Copy out all lines from the material that contain the string "Enviar".

------------------------------------------------------------

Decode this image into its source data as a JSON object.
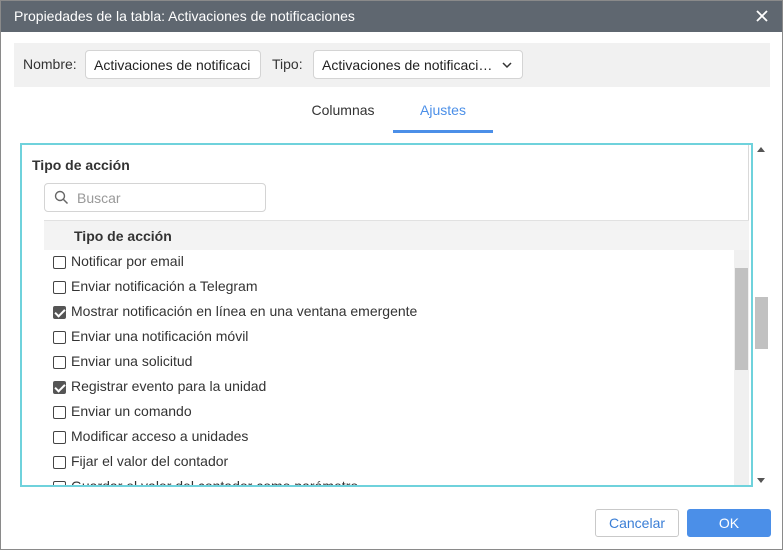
{
  "window": {
    "title": "Propiedades de la tabla: Activaciones de notificaciones",
    "close_icon": "close-icon"
  },
  "top": {
    "name_label": "Nombre:",
    "name_value": "Activaciones de notificaci",
    "type_label": "Tipo:",
    "type_value": "Activaciones de notificaci…"
  },
  "tabs": [
    {
      "label": "Columnas",
      "active": false
    },
    {
      "label": "Ajustes",
      "active": true
    }
  ],
  "settings": {
    "section_title": "Tipo de acción",
    "search_placeholder": "Buscar",
    "list_header": "Tipo de acción",
    "items": [
      {
        "label": "Notificar por email",
        "checked": false
      },
      {
        "label": "Enviar notificación a Telegram",
        "checked": false
      },
      {
        "label": "Mostrar notificación en línea en una ventana emergente",
        "checked": true
      },
      {
        "label": "Enviar una notificación móvil",
        "checked": false
      },
      {
        "label": "Enviar una solicitud",
        "checked": false
      },
      {
        "label": "Registrar evento para la unidad",
        "checked": true
      },
      {
        "label": "Enviar un comando",
        "checked": false
      },
      {
        "label": "Modificar acceso a unidades",
        "checked": false
      },
      {
        "label": "Fijar el valor del contador",
        "checked": false
      },
      {
        "label": "Guardar el valor del contador como parámetro",
        "checked": false
      }
    ]
  },
  "buttons": {
    "cancel": "Cancelar",
    "ok": "OK"
  },
  "colors": {
    "titlebar": "#5f6770",
    "accent": "#4b8fe8",
    "panel_border": "#6fd2dc"
  }
}
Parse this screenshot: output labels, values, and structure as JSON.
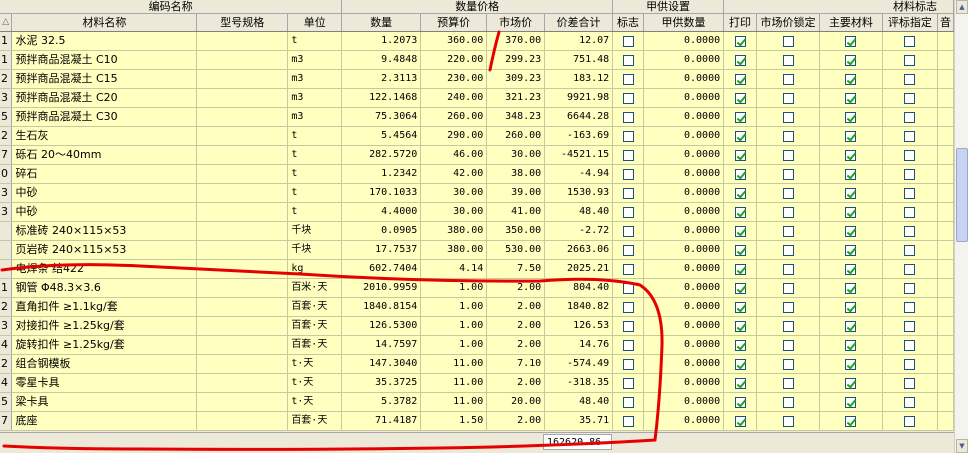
{
  "groups": [
    {
      "label": "编码名称"
    },
    {
      "label": "数量价格"
    },
    {
      "label": "甲供设置"
    },
    {
      "label": "材料标志"
    }
  ],
  "columns": {
    "sort_glyph": "△",
    "name": "材料名称",
    "spec": "型号规格",
    "unit": "单位",
    "qty": "数量",
    "budget_price": "预算价",
    "market_price": "市场价",
    "diff_total": "价差合计",
    "flag": "标志",
    "supply_qty": "甲供数量",
    "print": "打印",
    "market_lock": "市场价锁定",
    "main_material": "主要材料",
    "tender": "评标指定",
    "extra": "音"
  },
  "rows": [
    {
      "rn": "1",
      "name": "水泥 32.5",
      "spec": "",
      "unit": "t",
      "qty": "1.2073",
      "budget": "360.00",
      "market": "370.00",
      "diff": "12.07",
      "flag": false,
      "supply": "0.0000",
      "print": true,
      "lock": false,
      "main": true,
      "tender": false
    },
    {
      "rn": "1",
      "name": "预拌商品混凝土 C10",
      "spec": "",
      "unit": "m3",
      "qty": "9.4848",
      "budget": "220.00",
      "market": "299.23",
      "diff": "751.48",
      "flag": false,
      "supply": "0.0000",
      "print": true,
      "lock": false,
      "main": true,
      "tender": false
    },
    {
      "rn": "2",
      "name": "预拌商品混凝土 C15",
      "spec": "",
      "unit": "m3",
      "qty": "2.3113",
      "budget": "230.00",
      "market": "309.23",
      "diff": "183.12",
      "flag": false,
      "supply": "0.0000",
      "print": true,
      "lock": false,
      "main": true,
      "tender": false
    },
    {
      "rn": "3",
      "name": "预拌商品混凝土 C20",
      "spec": "",
      "unit": "m3",
      "qty": "122.1468",
      "budget": "240.00",
      "market": "321.23",
      "diff": "9921.98",
      "flag": false,
      "supply": "0.0000",
      "print": true,
      "lock": false,
      "main": true,
      "tender": false
    },
    {
      "rn": "5",
      "name": "预拌商品混凝土 C30",
      "spec": "",
      "unit": "m3",
      "qty": "75.3064",
      "budget": "260.00",
      "market": "348.23",
      "diff": "6644.28",
      "flag": false,
      "supply": "0.0000",
      "print": true,
      "lock": false,
      "main": true,
      "tender": false
    },
    {
      "rn": "2",
      "name": "生石灰",
      "spec": "",
      "unit": "t",
      "qty": "5.4564",
      "budget": "290.00",
      "market": "260.00",
      "diff": "-163.69",
      "flag": false,
      "supply": "0.0000",
      "print": true,
      "lock": false,
      "main": true,
      "tender": false
    },
    {
      "rn": "7",
      "name": "砾石 20～40mm",
      "spec": "",
      "unit": "t",
      "qty": "282.5720",
      "budget": "46.00",
      "market": "30.00",
      "diff": "-4521.15",
      "flag": false,
      "supply": "0.0000",
      "print": true,
      "lock": false,
      "main": true,
      "tender": false
    },
    {
      "rn": "0",
      "name": "碎石",
      "spec": "",
      "unit": "t",
      "qty": "1.2342",
      "budget": "42.00",
      "market": "38.00",
      "diff": "-4.94",
      "flag": false,
      "supply": "0.0000",
      "print": true,
      "lock": false,
      "main": true,
      "tender": false
    },
    {
      "rn": "3",
      "name": "中砂",
      "spec": "",
      "unit": "t",
      "qty": "170.1033",
      "budget": "30.00",
      "market": "39.00",
      "diff": "1530.93",
      "flag": false,
      "supply": "0.0000",
      "print": true,
      "lock": false,
      "main": true,
      "tender": false
    },
    {
      "rn": "3",
      "name": "中砂",
      "spec": "",
      "unit": "t",
      "qty": "4.4000",
      "budget": "30.00",
      "market": "41.00",
      "diff": "48.40",
      "flag": false,
      "supply": "0.0000",
      "print": true,
      "lock": false,
      "main": true,
      "tender": false
    },
    {
      "rn": "",
      "name": "标准砖 240×115×53",
      "spec": "",
      "unit": "千块",
      "qty": "0.0905",
      "budget": "380.00",
      "market": "350.00",
      "diff": "-2.72",
      "flag": false,
      "supply": "0.0000",
      "print": true,
      "lock": false,
      "main": true,
      "tender": false
    },
    {
      "rn": "",
      "name": "页岩砖 240×115×53",
      "spec": "",
      "unit": "千块",
      "qty": "17.7537",
      "budget": "380.00",
      "market": "530.00",
      "diff": "2663.06",
      "flag": false,
      "supply": "0.0000",
      "print": true,
      "lock": false,
      "main": true,
      "tender": false
    },
    {
      "rn": "",
      "name": "电焊条 结422",
      "spec": "",
      "unit": "kg",
      "qty": "602.7404",
      "budget": "4.14",
      "market": "7.50",
      "diff": "2025.21",
      "flag": false,
      "supply": "0.0000",
      "print": true,
      "lock": false,
      "main": true,
      "tender": false
    },
    {
      "rn": "1",
      "name": "钢管 Φ48.3×3.6",
      "spec": "",
      "unit": "百米·天",
      "qty": "2010.9959",
      "budget": "1.00",
      "market": "2.00",
      "diff": "804.40",
      "flag": false,
      "supply": "0.0000",
      "print": true,
      "lock": false,
      "main": true,
      "tender": false
    },
    {
      "rn": "2",
      "name": "直角扣件 ≥1.1kg/套",
      "spec": "",
      "unit": "百套·天",
      "qty": "1840.8154",
      "budget": "1.00",
      "market": "2.00",
      "diff": "1840.82",
      "flag": false,
      "supply": "0.0000",
      "print": true,
      "lock": false,
      "main": true,
      "tender": false
    },
    {
      "rn": "3",
      "name": "对接扣件 ≥1.25kg/套",
      "spec": "",
      "unit": "百套·天",
      "qty": "126.5300",
      "budget": "1.00",
      "market": "2.00",
      "diff": "126.53",
      "flag": false,
      "supply": "0.0000",
      "print": true,
      "lock": false,
      "main": true,
      "tender": false
    },
    {
      "rn": "4",
      "name": "旋转扣件 ≥1.25kg/套",
      "spec": "",
      "unit": "百套·天",
      "qty": "14.7597",
      "budget": "1.00",
      "market": "2.00",
      "diff": "14.76",
      "flag": false,
      "supply": "0.0000",
      "print": true,
      "lock": false,
      "main": true,
      "tender": false
    },
    {
      "rn": "2",
      "name": "组合钢模板",
      "spec": "",
      "unit": "t·天",
      "qty": "147.3040",
      "budget": "11.00",
      "market": "7.10",
      "diff": "-574.49",
      "flag": false,
      "supply": "0.0000",
      "print": true,
      "lock": false,
      "main": true,
      "tender": false
    },
    {
      "rn": "4",
      "name": "零星卡具",
      "spec": "",
      "unit": "t·天",
      "qty": "35.3725",
      "budget": "11.00",
      "market": "2.00",
      "diff": "-318.35",
      "flag": false,
      "supply": "0.0000",
      "print": true,
      "lock": false,
      "main": true,
      "tender": false
    },
    {
      "rn": "5",
      "name": "梁卡具",
      "spec": "",
      "unit": "t·天",
      "qty": "5.3782",
      "budget": "11.00",
      "market": "20.00",
      "diff": "48.40",
      "flag": false,
      "supply": "0.0000",
      "print": true,
      "lock": false,
      "main": true,
      "tender": false
    },
    {
      "rn": "7",
      "name": "底座",
      "spec": "",
      "unit": "百套·天",
      "qty": "71.4187",
      "budget": "1.50",
      "market": "2.00",
      "diff": "35.71",
      "flag": false,
      "supply": "0.0000",
      "print": true,
      "lock": false,
      "main": true,
      "tender": false
    }
  ],
  "footer": {
    "total": "162620.86"
  },
  "colors": {
    "row_bg": "#ffffc0",
    "header_bg": "#ece9d8",
    "annotation": "#e60000",
    "check": "#21a121"
  }
}
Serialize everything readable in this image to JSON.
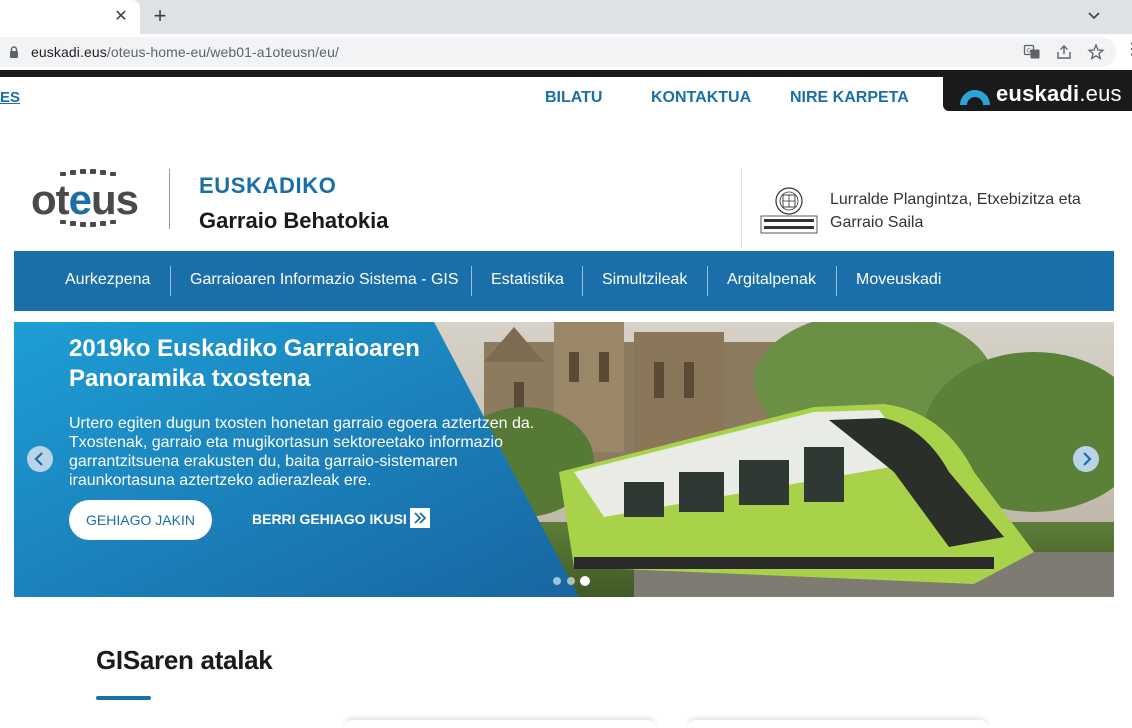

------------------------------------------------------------

REPLY TO THE EXERCISE
        "label": "Enviar notificación a Telegram",
        "label": "Enviar una notificación móvil",
        "label": "Enviar una solicitud",
        "label": "Enviar un comando",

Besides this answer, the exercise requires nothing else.